But the Tattenhall Neighbourhood Plan – the first in the borough – advocates that ‘large scale, inappropriate development along existing village boundaries will not be supported by the community’.
The plan suggests that future development is limited to housing groups of no more than 30.
Cllr Jones said: “Tattenhall Neighbourhood Plan represents over two years of hard work by a local community dedicated to producing its vision for the future development of the village and its surrounding areas.
“It would be absolutely tragic if such dedication and commitment was threatened simply because the plan’s recommendations differed from developers’ requirements.”
Cllr Herbert Manley, Executive member for growth and innovation, stressed the authority had every confidence in its choice of independent examiner totally rejecting claims of ‘apparent bias’.
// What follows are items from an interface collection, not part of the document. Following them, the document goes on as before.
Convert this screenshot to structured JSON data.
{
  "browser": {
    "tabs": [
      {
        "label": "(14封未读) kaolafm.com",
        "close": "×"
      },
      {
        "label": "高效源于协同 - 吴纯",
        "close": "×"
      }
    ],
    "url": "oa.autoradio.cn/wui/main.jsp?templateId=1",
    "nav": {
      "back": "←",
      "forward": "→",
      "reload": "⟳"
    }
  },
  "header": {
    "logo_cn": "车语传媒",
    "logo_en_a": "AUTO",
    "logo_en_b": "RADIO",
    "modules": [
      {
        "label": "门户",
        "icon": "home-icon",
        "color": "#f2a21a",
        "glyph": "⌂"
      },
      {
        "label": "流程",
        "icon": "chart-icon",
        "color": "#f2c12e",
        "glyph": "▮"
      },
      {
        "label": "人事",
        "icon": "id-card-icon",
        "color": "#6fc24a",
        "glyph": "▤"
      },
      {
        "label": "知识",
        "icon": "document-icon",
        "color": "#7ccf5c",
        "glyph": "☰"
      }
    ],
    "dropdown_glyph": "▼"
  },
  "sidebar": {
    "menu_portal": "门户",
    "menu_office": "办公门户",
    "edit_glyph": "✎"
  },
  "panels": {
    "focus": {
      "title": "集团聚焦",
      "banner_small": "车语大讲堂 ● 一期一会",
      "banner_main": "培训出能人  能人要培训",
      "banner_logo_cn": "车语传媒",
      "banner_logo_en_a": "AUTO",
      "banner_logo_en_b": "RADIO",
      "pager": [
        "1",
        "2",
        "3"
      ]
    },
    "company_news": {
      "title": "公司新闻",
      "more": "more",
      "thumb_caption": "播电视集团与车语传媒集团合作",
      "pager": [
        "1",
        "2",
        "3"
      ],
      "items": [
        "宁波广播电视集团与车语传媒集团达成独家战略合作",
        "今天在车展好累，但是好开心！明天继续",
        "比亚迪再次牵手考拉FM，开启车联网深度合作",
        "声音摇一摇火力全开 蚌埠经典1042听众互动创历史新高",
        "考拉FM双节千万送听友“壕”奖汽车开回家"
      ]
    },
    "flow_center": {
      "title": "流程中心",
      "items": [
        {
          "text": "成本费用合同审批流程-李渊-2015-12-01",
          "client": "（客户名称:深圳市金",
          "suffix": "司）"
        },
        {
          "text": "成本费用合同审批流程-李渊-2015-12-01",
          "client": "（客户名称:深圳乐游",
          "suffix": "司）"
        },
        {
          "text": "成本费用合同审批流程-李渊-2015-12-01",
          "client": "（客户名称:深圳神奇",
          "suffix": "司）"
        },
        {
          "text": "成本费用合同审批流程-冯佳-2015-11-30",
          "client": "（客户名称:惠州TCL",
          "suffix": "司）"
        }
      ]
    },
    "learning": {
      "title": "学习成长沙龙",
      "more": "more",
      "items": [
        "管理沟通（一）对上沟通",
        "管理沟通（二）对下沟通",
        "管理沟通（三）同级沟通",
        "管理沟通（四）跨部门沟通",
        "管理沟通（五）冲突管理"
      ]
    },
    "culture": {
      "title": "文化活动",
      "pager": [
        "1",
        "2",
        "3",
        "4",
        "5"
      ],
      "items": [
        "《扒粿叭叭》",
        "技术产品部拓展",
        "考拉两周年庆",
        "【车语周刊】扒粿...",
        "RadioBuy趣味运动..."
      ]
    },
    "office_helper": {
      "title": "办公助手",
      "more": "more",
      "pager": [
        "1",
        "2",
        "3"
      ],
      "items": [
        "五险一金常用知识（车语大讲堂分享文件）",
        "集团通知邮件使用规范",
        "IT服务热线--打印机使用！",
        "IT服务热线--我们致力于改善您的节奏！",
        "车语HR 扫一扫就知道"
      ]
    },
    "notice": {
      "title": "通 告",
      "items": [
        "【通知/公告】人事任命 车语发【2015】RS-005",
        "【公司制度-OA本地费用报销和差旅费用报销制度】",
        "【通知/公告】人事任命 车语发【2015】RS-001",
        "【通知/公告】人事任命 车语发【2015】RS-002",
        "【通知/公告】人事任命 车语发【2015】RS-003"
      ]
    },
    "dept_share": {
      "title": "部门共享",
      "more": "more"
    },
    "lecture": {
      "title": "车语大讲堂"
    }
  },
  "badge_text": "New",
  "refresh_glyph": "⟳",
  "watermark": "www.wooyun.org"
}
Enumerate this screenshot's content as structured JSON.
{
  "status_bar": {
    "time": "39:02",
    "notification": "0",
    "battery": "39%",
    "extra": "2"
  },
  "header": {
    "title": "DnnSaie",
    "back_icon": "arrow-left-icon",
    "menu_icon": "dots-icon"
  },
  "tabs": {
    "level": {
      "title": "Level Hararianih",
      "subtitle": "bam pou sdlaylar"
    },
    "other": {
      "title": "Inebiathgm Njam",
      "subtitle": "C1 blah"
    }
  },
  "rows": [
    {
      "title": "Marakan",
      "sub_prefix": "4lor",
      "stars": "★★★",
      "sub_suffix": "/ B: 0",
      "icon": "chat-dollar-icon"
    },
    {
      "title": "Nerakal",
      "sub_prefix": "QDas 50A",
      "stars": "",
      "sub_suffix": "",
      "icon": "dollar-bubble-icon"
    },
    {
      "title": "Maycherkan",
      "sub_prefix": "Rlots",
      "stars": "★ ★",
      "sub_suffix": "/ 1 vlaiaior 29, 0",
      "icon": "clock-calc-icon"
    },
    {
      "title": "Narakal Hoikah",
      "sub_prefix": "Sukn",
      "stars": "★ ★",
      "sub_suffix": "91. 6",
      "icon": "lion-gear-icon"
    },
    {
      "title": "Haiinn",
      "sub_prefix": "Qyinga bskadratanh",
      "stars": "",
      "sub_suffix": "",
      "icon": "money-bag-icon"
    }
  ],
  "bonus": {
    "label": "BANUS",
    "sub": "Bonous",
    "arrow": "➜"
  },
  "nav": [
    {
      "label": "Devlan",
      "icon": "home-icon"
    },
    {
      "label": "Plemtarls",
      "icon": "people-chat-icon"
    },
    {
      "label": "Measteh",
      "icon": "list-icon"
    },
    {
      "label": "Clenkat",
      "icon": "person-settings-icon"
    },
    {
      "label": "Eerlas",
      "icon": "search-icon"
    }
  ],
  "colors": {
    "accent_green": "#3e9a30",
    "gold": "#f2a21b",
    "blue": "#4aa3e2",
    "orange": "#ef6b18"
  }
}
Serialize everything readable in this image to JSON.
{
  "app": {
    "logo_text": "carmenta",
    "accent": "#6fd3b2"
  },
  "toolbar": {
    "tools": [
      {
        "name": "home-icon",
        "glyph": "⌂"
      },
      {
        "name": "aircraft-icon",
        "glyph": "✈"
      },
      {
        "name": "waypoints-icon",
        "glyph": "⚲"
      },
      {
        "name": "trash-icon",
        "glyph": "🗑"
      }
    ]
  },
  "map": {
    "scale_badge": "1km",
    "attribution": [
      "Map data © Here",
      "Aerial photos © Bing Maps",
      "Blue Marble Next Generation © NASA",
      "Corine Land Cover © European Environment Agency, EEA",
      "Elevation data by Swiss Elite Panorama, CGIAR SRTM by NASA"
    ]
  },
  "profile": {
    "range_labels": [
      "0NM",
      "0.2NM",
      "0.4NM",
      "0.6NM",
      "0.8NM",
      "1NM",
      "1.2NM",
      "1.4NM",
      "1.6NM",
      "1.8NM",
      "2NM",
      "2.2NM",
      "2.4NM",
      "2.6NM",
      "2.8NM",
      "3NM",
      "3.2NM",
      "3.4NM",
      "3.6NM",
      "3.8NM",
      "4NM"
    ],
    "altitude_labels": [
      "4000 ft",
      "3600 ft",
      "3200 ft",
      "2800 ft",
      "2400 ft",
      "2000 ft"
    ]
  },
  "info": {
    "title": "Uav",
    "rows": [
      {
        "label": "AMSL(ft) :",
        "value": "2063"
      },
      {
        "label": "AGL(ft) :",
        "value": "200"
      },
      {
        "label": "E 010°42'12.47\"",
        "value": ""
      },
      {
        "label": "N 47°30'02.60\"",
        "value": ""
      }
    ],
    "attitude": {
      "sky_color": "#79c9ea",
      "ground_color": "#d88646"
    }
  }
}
Cllr Manley said: “Our lawyers are adamant there are no grounds to suggest that the examiner could have been biased with regard to Tattenhall, simply because he was a non-executive director of a company involved in a totally unrelated proposal at Chester.
“Our legal advice is there are no legal or factual grounds to doubt the examiner’s report. The developers did not complain about Mr McGurk’s appointment prior to the examination or during any hearing.”
In his report Mr McGurk states that more than 4,000 volunteer hours had been put into the neighbourhood plan prior to examination – “a phenomenal example of civic responsibility and community spirit”.
The Tattenhall Neighbourhood Plan provides a framework for sustainable development for a village which has attracted numerous development applications from house-builders and takes precedence over the local plan on non-strategic issues.
Paul Lunt of Brabners, the solicitor representing the three house builders, said yesterday the companies had no comment to make at this time.